• Boris: Yes, but as empty experiences go, it's one of the best!
• Countess: You are a great lover!
• Boris: I practice a lot when I'm alone.
• Sonja: Boris, Let me show you how absurd your position is. Let's say there is no God, and each man is free to do exactly as he chooses. What prevents you from murdering somebody?
• Boris: Murder's immoral.
• Sonja: Immorality is subjective.
• Boris: Yes, but subjectivity is objective.
• Sonja: Not in a rational scheme of perception.
• Boris: Perception is irrational. It implies immanence.
• Sonja: But judgment of any system or a priori relation of phenomena exists in any rational or metaphysical or at least epistemological contradiction to an abstracted empirical concept such as being or to be or to occur in the thing itself or of the thing itself.
• Boris: Yeah, I've said that many times.
• Him: Come to my quarters tomorrow at three.
• Sonja: I can't.

• Him: Please!
• Sonja: It's immoral. What time?
• Him: Who is to say what is moral?
• Sonja: Morality is subjective.
• Him: Subjectivity is objective.
• Sonja: Moral notions imply attributes to substances which exist only in relational duality.
• Him: Not as an essential extension of ontological existence.
• Sonja: Can we not talk about sex so much?
• Sgt: Next week, we leave for the front. The object will be to kill as many Frenchmen as possible. Naturally, they are going to try and kill as many Russians as possible. If we kill more Frenchmen, we win. If they kill more Russians, they win.
• Boris: What do we win?

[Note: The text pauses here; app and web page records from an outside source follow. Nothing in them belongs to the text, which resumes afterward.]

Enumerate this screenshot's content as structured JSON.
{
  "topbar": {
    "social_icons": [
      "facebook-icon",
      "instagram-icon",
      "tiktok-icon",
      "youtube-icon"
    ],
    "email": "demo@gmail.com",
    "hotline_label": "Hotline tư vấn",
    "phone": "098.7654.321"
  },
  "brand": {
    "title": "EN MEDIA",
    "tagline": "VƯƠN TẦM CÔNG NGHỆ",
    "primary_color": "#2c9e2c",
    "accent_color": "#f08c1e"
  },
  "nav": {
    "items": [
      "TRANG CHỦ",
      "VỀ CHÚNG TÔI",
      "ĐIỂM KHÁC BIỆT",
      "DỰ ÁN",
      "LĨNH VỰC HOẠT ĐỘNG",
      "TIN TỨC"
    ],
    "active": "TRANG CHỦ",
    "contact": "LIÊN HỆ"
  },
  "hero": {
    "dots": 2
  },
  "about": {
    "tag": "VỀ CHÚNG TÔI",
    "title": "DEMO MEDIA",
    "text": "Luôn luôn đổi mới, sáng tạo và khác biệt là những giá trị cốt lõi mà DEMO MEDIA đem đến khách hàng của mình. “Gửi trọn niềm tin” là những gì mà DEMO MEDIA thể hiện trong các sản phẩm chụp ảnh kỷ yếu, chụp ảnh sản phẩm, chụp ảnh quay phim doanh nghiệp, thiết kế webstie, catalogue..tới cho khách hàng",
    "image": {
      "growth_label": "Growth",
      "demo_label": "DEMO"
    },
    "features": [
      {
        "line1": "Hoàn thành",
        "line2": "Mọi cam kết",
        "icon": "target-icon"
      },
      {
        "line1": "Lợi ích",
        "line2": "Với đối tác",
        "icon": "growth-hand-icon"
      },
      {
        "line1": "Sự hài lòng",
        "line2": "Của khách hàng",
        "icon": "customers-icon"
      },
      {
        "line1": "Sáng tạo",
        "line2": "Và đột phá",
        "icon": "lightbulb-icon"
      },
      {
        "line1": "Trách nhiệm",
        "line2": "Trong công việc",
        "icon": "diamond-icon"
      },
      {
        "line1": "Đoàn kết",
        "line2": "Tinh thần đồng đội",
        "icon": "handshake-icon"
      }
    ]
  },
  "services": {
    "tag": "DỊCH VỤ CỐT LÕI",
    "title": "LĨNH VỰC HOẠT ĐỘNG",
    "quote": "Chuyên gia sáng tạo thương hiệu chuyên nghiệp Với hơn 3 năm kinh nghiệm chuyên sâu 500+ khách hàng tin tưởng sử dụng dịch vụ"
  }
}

• Boris: Nothingness. Non-existence. Black emptiness.
• Sonja: What did you say?
• Boris: Oh, I was just planning my future.
• Boris: (a) Socrates is a man. (b) All men are mortal. (c) All men are Socrates. That means all men are homosexuals. I'm not a homosexual. Once, some Cossacks whistled at me. I happen to have the kind of body that excites both persuasions.
• Boris: Then there is a God. Incredible. Moses was right. [a ray of light shines over Boris] He that abideth in truth will have frankincense and myrrh smeared on his gums in abundance, and he shall dwell in the house of the Lord for six months with an option to buy. But the wicked man shall have all kinds of problems. His tongue shall cleave to the roof of his upper palate. And he shall speak like a woman, if you watch him closely. And he shall... The wicked man shall be delivered into the hands of his enemy, whether they can pay the delivery charge or not. And... [ray of light turns off] Wait, I have more about the wicked man. [turns on again] I shall walk through the valley of the shadow of death... In fact, now that I think of it, I shall run through the valley of the shadow of death, cos' you get out of the valley quicker that way. And he that has clean hands and a pure heart is OK in my book. But he that fools around with barnyard animals has got to be watched.
Boris: I was walking through the woods, thinking about Christ. If he was a carpenter, I wondered what he charged for bookshelves.

Harry Pye
is a writer, curator and painter who lives and works in London. See also his postcards from London, Sao Paulo and Leeds in previous issues of Epifanio.